▸ WORK ORDER:
Reproduce every entry word for word.

(Items from an interface collection)
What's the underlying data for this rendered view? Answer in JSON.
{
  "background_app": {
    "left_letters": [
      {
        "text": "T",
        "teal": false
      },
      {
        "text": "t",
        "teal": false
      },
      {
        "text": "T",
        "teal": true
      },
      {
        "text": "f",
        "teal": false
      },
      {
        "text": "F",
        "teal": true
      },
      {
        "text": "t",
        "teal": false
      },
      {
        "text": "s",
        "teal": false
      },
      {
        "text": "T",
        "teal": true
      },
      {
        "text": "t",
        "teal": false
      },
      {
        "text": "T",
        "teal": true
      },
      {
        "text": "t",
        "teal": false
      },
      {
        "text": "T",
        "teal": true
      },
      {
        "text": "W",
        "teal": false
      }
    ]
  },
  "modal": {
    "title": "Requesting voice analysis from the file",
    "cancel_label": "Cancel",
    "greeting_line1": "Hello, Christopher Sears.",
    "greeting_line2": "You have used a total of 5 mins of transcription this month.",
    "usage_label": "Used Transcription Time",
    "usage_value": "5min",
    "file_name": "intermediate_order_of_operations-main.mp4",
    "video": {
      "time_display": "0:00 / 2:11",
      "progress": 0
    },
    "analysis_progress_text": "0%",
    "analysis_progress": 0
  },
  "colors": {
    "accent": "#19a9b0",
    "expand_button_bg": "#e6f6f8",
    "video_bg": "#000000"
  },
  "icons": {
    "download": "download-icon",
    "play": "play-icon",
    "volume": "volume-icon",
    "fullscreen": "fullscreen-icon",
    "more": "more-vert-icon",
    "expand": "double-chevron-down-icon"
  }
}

▸ RESPONSE TO THIS EXERCISE:
What's the underlying data for this rendered view? Answer in JSON.
{
  "background_app": {
    "left_letters": [
      {
        "text": "T",
        "teal": false
      },
      {
        "text": "t",
        "teal": false
      },
      {
        "text": "T",
        "teal": true
      },
      {
        "text": "f",
        "teal": false
      },
      {
        "text": "F",
        "teal": true
      },
      {
        "text": "t",
        "teal": false
      },
      {
        "text": "s",
        "teal": false
      },
      {
        "text": "T",
        "teal": true
      },
      {
        "text": "t",
        "teal": false
      },
      {
        "text": "T",
        "teal": true
      },
      {
        "text": "t",
        "teal": false
      },
      {
        "text": "T",
        "teal": true
      },
      {
        "text": "W",
        "teal": false
      }
    ]
  },
  "modal": {
    "title": "Requesting voice analysis from the file",
    "cancel_label": "Cancel",
    "greeting_line1": "Hello, Christopher Sears.",
    "greeting_line2": "You have used a total of 5 mins of transcription this month.",
    "usage_label": "Used Transcription Time",
    "usage_value": "5min",
    "file_name": "intermediate_order_of_operations-main.mp4",
    "video": {
      "time_display": "0:00 / 2:11",
      "progress": 0
    },
    "analysis_progress_text": "0%",
    "analysis_progress": 0
  },
  "colors": {
    "accent": "#19a9b0",
    "expand_button_bg": "#e6f6f8",
    "video_bg": "#000000"
  },
  "icons": {
    "download": "download-icon",
    "play": "play-icon",
    "volume": "volume-icon",
    "fullscreen": "fullscreen-icon",
    "more": "more-vert-icon",
    "expand": "double-chevron-down-icon"
  }
}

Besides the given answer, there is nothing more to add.